DIRECTIONS
Filter the entries for the string "emoji". Copy each line that has it.
── DATA SECTION
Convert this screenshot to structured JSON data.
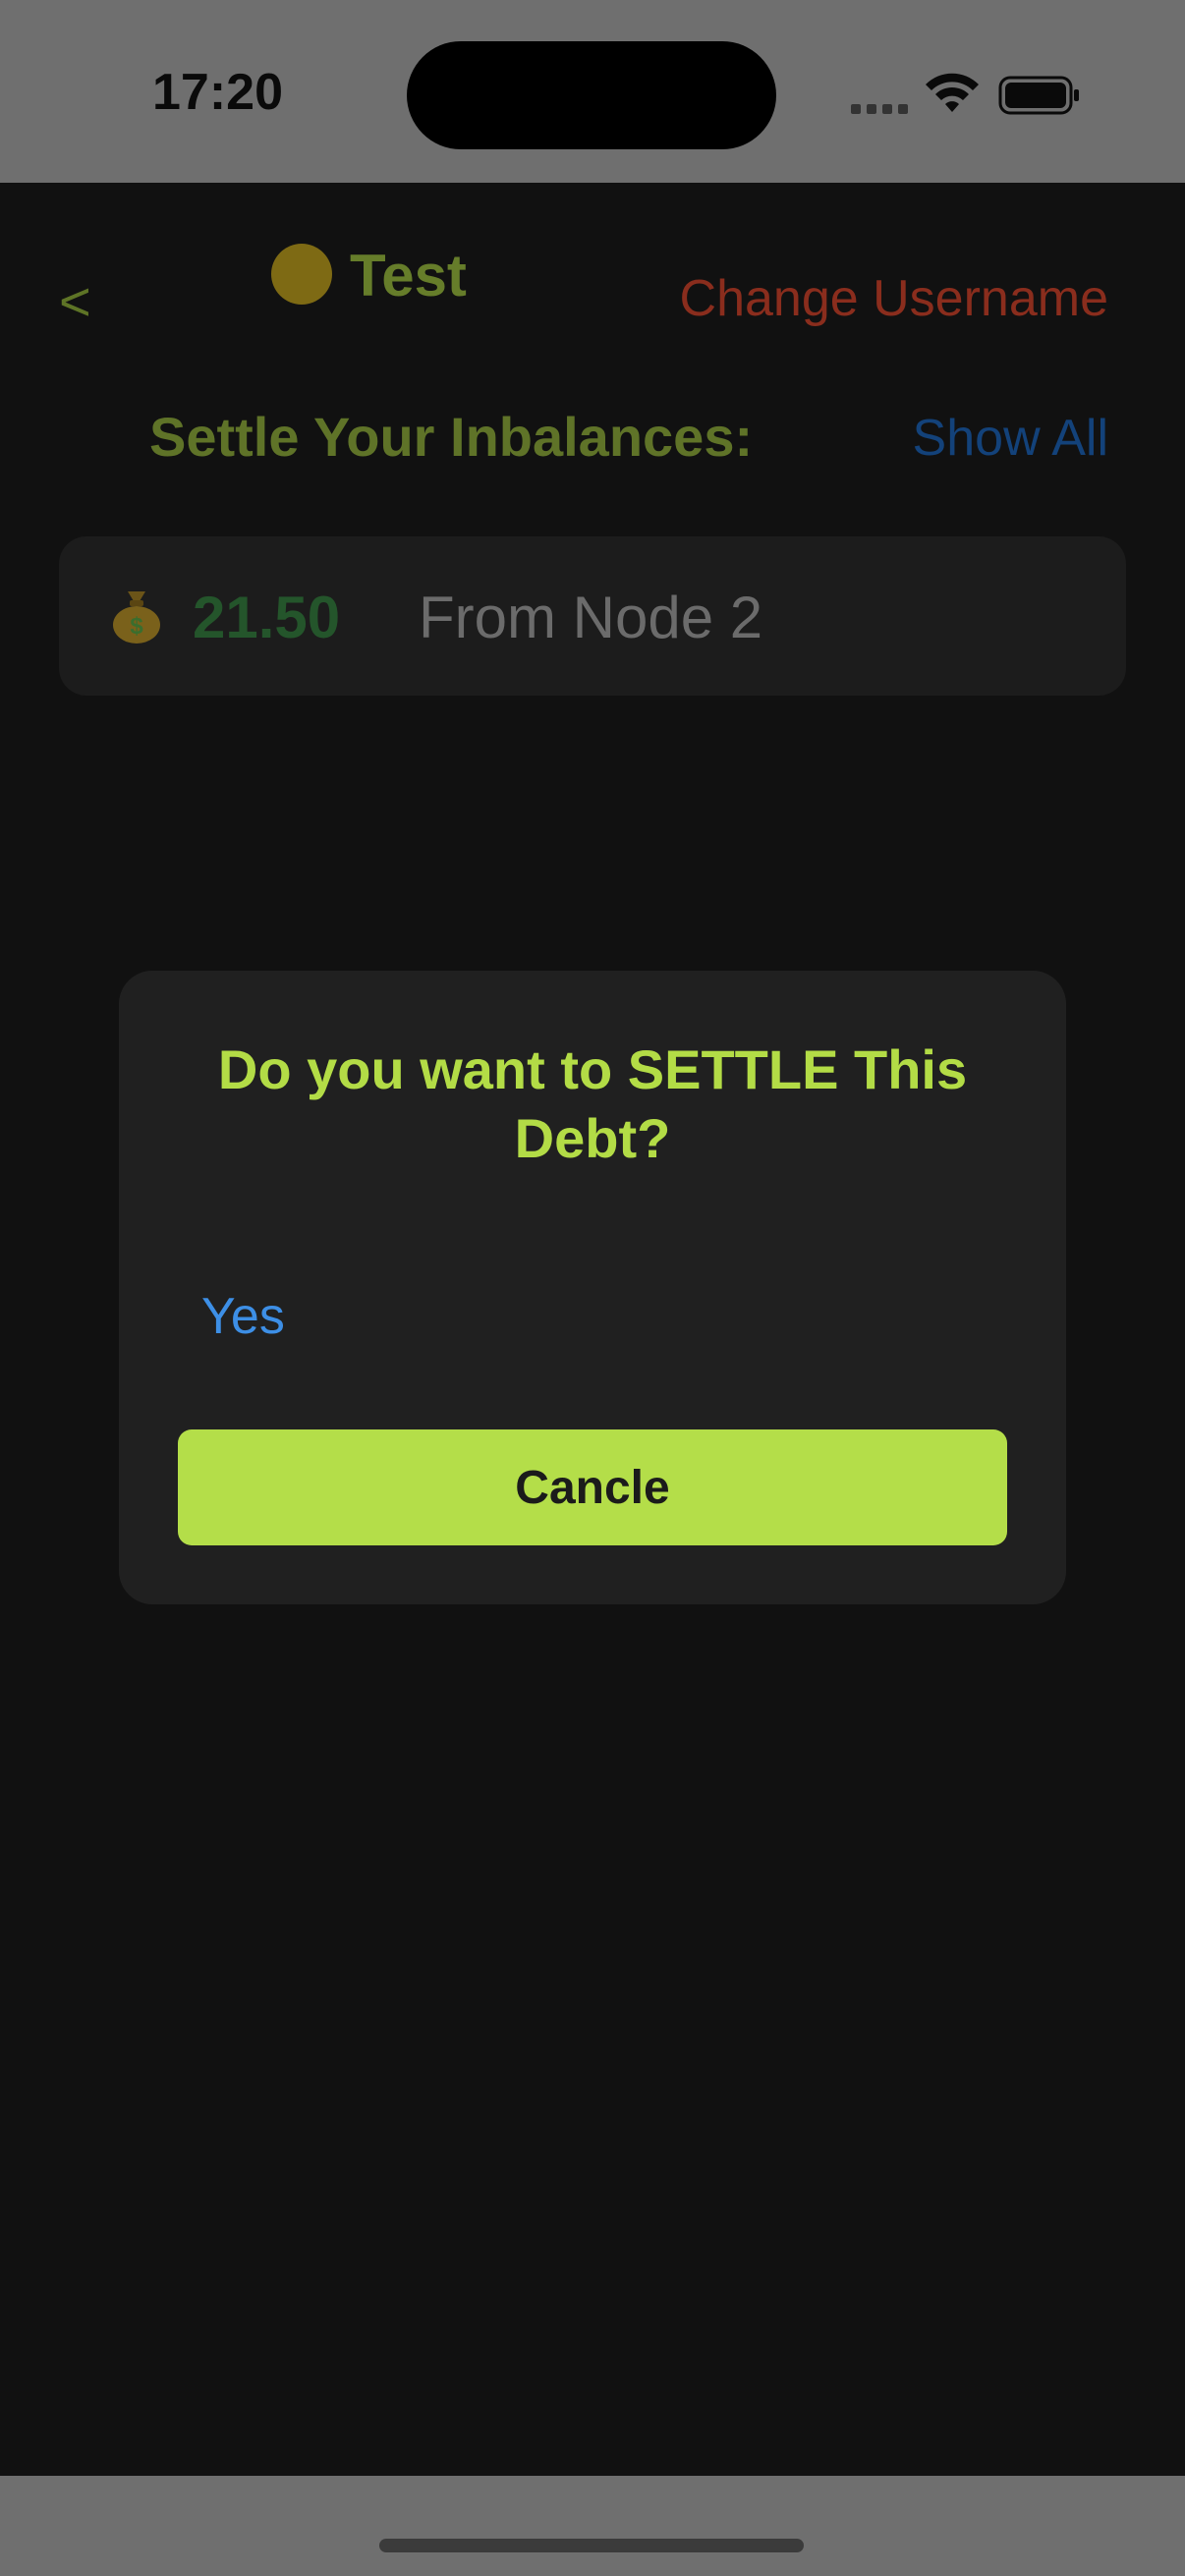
{
  "status_bar": {
    "time": "17:20"
  },
  "header": {
    "back_label": "<",
    "title": "Test",
    "title_icon": "grinning-face-emoji",
    "change_username_label": "Change Username"
  },
  "inbalances": {
    "heading": "Settle Your Inbalances:",
    "show_all_label": "Show All",
    "items": [
      {
        "icon": "money-bag-emoji",
        "amount": "21.50",
        "from_text": "From Node 2"
      }
    ]
  },
  "dialog": {
    "title": "Do you want to SETTLE This Debt?",
    "yes_label": "Yes",
    "cancel_label": "Cancle"
  },
  "colors": {
    "accent_green": "#b4de49",
    "link_blue": "#3d8fe6",
    "danger_red": "#8a2d1d",
    "background": "#111111"
  }
}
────
YOUR RESPONSE
    "title_icon": "grinning-face-emoji",
        "icon": "money-bag-emoji",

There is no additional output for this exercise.